Please print the entries exactly, omitting each image.

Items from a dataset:
----------------
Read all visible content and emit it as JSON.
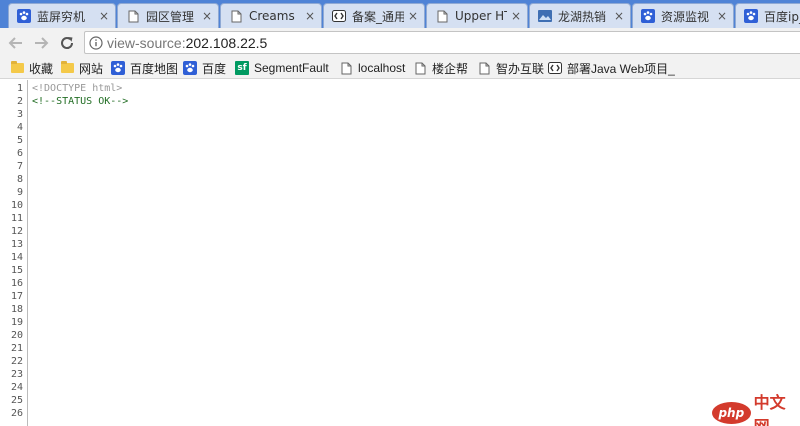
{
  "tabs": [
    {
      "title": "蓝屏穷机",
      "icon": "baidu-paw-icon",
      "close": "×"
    },
    {
      "title": "园区管理",
      "icon": "page-icon",
      "close": "×"
    },
    {
      "title": "Creams",
      "icon": "page-icon",
      "close": "×"
    },
    {
      "title": "备案_通用",
      "icon": "code-bracket-icon",
      "close": "×"
    },
    {
      "title": "Upper HT",
      "icon": "page-icon",
      "close": "×"
    },
    {
      "title": "龙湖热销",
      "icon": "picture-icon",
      "close": "×"
    },
    {
      "title": "资源监视",
      "icon": "baidu-paw-icon",
      "close": "×"
    },
    {
      "title": "百度ip_",
      "icon": "baidu-paw-icon",
      "close": ""
    }
  ],
  "toolbar": {
    "back_icon": "arrow-left-icon",
    "forward_icon": "arrow-right-icon",
    "reload_icon": "reload-icon",
    "url_prefix": "view-source:",
    "url_host": "202.108.22.5"
  },
  "bookmarks": [
    {
      "label": "收藏",
      "icon": "folder-icon"
    },
    {
      "label": "网站",
      "icon": "folder-icon"
    },
    {
      "label": "百度地图",
      "icon": "baidu-paw-icon"
    },
    {
      "label": "百度",
      "icon": "baidu-paw-icon"
    },
    {
      "label": "SegmentFault",
      "icon": "segmentfault-icon",
      "icon_text": "sf"
    },
    {
      "label": "localhost",
      "icon": "page-icon"
    },
    {
      "label": "楼企帮",
      "icon": "page-icon"
    },
    {
      "label": "智办互联",
      "icon": "page-icon"
    },
    {
      "label": "部署Java Web项目_",
      "icon": "code-bracket-icon"
    }
  ],
  "source": {
    "line_numbers": [
      "1",
      "2",
      "3",
      "4",
      "5",
      "6",
      "7",
      "8",
      "9",
      "10",
      "11",
      "12",
      "13",
      "14",
      "15",
      "16",
      "17",
      "18",
      "19",
      "20",
      "21",
      "22",
      "23",
      "24",
      "25",
      "26"
    ],
    "line1": "<!DOCTYPE html>",
    "line2": "<!--STATUS OK-->"
  },
  "watermark": {
    "badge": "php",
    "text": "中文网"
  },
  "colors": {
    "tabstrip": "#4f83d6",
    "comment": "#236e25",
    "doctype": "#999999"
  }
}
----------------
> **TASK RESULT**
Read all visible content and emit it as JSON.
{
  "tabs": [
    {
      "title": "蓝屏穷机",
      "icon": "baidu-paw-icon",
      "close": "×"
    },
    {
      "title": "园区管理",
      "icon": "page-icon",
      "close": "×"
    },
    {
      "title": "Creams",
      "icon": "page-icon",
      "close": "×"
    },
    {
      "title": "备案_通用",
      "icon": "code-bracket-icon",
      "close": "×"
    },
    {
      "title": "Upper HT",
      "icon": "page-icon",
      "close": "×"
    },
    {
      "title": "龙湖热销",
      "icon": "picture-icon",
      "close": "×"
    },
    {
      "title": "资源监视",
      "icon": "baidu-paw-icon",
      "close": "×"
    },
    {
      "title": "百度ip_",
      "icon": "baidu-paw-icon",
      "close": ""
    }
  ],
  "toolbar": {
    "back_icon": "arrow-left-icon",
    "forward_icon": "arrow-right-icon",
    "reload_icon": "reload-icon",
    "url_prefix": "view-source:",
    "url_host": "202.108.22.5"
  },
  "bookmarks": [
    {
      "label": "收藏",
      "icon": "folder-icon"
    },
    {
      "label": "网站",
      "icon": "folder-icon"
    },
    {
      "label": "百度地图",
      "icon": "baidu-paw-icon"
    },
    {
      "label": "百度",
      "icon": "baidu-paw-icon"
    },
    {
      "label": "SegmentFault",
      "icon": "segmentfault-icon",
      "icon_text": "sf"
    },
    {
      "label": "localhost",
      "icon": "page-icon"
    },
    {
      "label": "楼企帮",
      "icon": "page-icon"
    },
    {
      "label": "智办互联",
      "icon": "page-icon"
    },
    {
      "label": "部署Java Web项目_",
      "icon": "code-bracket-icon"
    }
  ],
  "source": {
    "line_numbers": [
      "1",
      "2",
      "3",
      "4",
      "5",
      "6",
      "7",
      "8",
      "9",
      "10",
      "11",
      "12",
      "13",
      "14",
      "15",
      "16",
      "17",
      "18",
      "19",
      "20",
      "21",
      "22",
      "23",
      "24",
      "25",
      "26"
    ],
    "line1": "<!DOCTYPE html>",
    "line2": "<!--STATUS OK-->"
  },
  "watermark": {
    "badge": "php",
    "text": "中文网"
  },
  "colors": {
    "tabstrip": "#4f83d6",
    "comment": "#236e25",
    "doctype": "#999999"
  }
}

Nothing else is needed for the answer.